Could you give me a bit of background on BAWAG?
BAWAG PSK has a long history and strong brand presence in our native Austria, with 1.6 million customers across the country. We are very much focused on the Austrian market, which is a stable but low-growth market in which risk is low but so are profit margins. In order to succeed in this challenging market, efficiency is critical, and we’ve designed our branches, products and processes in order to be as efficient as possible.
Through our partnership with Austrian Post, we run a large network of joint branches, which incorporate a post office within the retail bank. This gives us a significant advantage in terms of footfall compared to our competitors, as the joint branches have around 50 million customer visits for non-banking services. When non-customers visit our combined branches, they see our display units, which show a range of financial products in boxes, giving the customer something to pick up and read, as well as a physical item for our advisers to give out in order to capture consumer interest. This branch system, complemented by our full digital offering, makes us one of the most profitable banks in Austria, as it reduces our costs as much as possible while maximising the potential to acquire new customers.
How do you think fintech will transform retail banking in the short- and long-term?
In my opinion, fintech innovations in payments have peaked. There are a lot of companies in the payments fintech space, and the market is heading towards consolidation. In banking, the most interesting areas are still developing. I see these as alternative lending platforms (e.g., P2P), robo-advice and value-add services such as easier account switching that make financial services easier and more convenient for consumers.
Many of these new retail banking innovations are coming from outside the industry, which is probably inevitable given the speed at which technology startups can move. For instance, they don’t have to cope with legacy IT systems or high complexity in terms of existing products, and many of them operate as non-regulated, non-banking entities.
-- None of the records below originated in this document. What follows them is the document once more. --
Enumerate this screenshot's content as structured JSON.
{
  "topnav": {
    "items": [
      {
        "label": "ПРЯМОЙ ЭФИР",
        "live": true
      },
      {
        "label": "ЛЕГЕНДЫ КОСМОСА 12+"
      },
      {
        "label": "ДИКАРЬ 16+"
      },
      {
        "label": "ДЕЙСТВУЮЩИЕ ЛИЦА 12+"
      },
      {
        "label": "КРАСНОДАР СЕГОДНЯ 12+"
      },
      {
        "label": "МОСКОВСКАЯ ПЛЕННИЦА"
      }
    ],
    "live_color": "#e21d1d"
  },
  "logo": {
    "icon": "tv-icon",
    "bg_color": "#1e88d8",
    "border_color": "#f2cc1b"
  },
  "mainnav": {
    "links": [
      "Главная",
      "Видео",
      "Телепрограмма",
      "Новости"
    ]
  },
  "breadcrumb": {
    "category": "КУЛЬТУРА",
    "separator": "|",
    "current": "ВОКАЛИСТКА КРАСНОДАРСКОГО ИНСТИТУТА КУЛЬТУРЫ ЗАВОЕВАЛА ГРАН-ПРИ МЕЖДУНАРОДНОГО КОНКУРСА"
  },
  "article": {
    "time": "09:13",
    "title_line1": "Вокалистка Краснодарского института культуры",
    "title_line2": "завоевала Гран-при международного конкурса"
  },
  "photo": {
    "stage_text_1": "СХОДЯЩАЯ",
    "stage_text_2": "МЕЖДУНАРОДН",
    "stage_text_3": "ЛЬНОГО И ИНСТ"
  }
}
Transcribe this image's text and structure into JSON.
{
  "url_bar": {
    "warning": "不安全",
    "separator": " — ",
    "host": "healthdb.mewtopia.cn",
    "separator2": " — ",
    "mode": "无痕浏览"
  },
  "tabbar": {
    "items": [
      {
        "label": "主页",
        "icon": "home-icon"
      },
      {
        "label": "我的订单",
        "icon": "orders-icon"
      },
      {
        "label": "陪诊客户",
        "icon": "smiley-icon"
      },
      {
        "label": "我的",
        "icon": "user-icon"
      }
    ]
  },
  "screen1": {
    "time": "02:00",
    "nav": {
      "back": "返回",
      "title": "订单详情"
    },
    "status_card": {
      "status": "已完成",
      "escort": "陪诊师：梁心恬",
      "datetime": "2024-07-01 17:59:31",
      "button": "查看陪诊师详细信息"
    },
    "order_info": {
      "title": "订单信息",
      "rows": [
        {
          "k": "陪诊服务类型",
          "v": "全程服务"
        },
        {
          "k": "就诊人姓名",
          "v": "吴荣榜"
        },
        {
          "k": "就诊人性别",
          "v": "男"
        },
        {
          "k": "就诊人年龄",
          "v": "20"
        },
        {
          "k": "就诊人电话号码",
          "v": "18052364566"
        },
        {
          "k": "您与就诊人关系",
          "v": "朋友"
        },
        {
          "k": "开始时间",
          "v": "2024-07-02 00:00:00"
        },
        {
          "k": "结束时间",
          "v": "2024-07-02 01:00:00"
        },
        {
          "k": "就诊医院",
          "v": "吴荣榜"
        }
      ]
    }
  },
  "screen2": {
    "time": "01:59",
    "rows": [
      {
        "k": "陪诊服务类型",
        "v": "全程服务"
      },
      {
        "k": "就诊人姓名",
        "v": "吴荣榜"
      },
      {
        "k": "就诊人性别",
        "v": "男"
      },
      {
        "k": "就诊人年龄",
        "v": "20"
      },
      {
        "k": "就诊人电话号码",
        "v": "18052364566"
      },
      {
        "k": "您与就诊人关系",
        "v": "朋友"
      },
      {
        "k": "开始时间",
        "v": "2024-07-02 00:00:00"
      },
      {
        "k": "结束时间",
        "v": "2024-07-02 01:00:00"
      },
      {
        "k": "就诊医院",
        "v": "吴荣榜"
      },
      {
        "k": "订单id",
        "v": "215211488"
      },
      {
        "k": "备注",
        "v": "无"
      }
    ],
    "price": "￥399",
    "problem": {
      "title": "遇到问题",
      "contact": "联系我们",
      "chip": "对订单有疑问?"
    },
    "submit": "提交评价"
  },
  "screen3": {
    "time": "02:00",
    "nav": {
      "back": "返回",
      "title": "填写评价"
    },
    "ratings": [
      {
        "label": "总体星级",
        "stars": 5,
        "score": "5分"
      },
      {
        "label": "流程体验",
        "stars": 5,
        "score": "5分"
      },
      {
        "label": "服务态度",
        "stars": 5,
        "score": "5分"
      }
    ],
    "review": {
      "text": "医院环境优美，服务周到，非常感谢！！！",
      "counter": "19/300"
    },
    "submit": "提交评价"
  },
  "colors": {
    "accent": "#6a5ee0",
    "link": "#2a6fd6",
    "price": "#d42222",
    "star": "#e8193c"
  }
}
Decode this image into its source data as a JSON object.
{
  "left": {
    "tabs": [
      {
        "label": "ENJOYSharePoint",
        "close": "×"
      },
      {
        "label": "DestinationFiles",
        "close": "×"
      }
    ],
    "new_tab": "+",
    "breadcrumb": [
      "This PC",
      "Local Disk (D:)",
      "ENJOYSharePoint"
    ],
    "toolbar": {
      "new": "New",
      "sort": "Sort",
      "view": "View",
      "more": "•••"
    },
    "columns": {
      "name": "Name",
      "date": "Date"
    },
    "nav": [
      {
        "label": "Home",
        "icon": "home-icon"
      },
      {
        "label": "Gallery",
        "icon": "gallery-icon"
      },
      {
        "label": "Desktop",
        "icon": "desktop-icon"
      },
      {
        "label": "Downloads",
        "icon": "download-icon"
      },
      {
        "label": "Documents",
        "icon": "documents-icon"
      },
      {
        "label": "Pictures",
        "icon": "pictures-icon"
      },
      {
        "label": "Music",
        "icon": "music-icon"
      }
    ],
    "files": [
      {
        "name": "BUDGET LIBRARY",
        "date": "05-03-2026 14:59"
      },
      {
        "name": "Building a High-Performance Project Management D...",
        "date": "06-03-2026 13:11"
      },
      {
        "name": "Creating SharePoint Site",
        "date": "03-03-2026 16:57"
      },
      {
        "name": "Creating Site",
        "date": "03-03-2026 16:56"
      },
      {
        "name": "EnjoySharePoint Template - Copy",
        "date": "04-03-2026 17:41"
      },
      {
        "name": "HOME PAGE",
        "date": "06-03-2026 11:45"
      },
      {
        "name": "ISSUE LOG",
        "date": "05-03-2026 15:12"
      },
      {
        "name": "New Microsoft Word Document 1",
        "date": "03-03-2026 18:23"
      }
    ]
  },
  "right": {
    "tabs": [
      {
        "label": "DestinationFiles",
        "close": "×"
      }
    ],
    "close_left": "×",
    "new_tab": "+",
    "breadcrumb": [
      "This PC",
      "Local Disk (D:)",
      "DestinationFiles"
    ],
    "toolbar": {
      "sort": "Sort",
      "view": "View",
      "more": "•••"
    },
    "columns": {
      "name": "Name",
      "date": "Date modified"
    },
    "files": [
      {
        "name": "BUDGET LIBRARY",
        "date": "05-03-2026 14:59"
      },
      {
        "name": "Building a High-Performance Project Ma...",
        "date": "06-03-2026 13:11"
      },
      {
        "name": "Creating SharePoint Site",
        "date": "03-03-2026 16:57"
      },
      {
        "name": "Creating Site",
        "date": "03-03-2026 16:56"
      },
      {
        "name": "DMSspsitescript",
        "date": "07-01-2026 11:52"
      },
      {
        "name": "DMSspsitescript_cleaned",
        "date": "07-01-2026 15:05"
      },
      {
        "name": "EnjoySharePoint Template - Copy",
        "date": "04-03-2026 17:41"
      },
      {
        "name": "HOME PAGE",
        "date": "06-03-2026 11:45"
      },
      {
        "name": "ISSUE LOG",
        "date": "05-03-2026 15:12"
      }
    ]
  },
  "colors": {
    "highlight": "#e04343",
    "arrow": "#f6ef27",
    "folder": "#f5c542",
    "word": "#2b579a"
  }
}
In the short-term, these new companies will bring products to market and disrupt specific elements of banks’ value chains. However, in the longer-term, fintechs are facing their own challenges when competing with banks, which also have some competitive advantages. These include large customer bases (scale), consumer trust and established distribution networks. Ultimately, banks and fintech companies will end up partnering in order to truly succeed. Banks can’t develop fintech on their own, but startups can’t bring their products to market nearly as effectively as a retail bank can.
Is there an existential threat to banks from fintechs?
There is no doubt that banks are losing revenue and customers to fintechs in certain areas, but I don’t think there is an existential threat. Fintech companies have the edge in innovation, definitely – banks’ legacy systems and culture hold them back from developing the products and services that these startups can – but these companies are also limited in ways that banks are not. Fintech companies need to build up their brands from scratch, and can only really use the online channel to market and distribute, while banks are established and have physical branch networks for distribution purposes, which are still very important to customers. Rather than an existential threat, I see fintech companies as an opportunity for banks to access new products and services to offer to their customers.
– This article is reproduced with kind permission from Verdict Financial. Some minor changes have been made to reflect BankNXT style considerations. Read more here.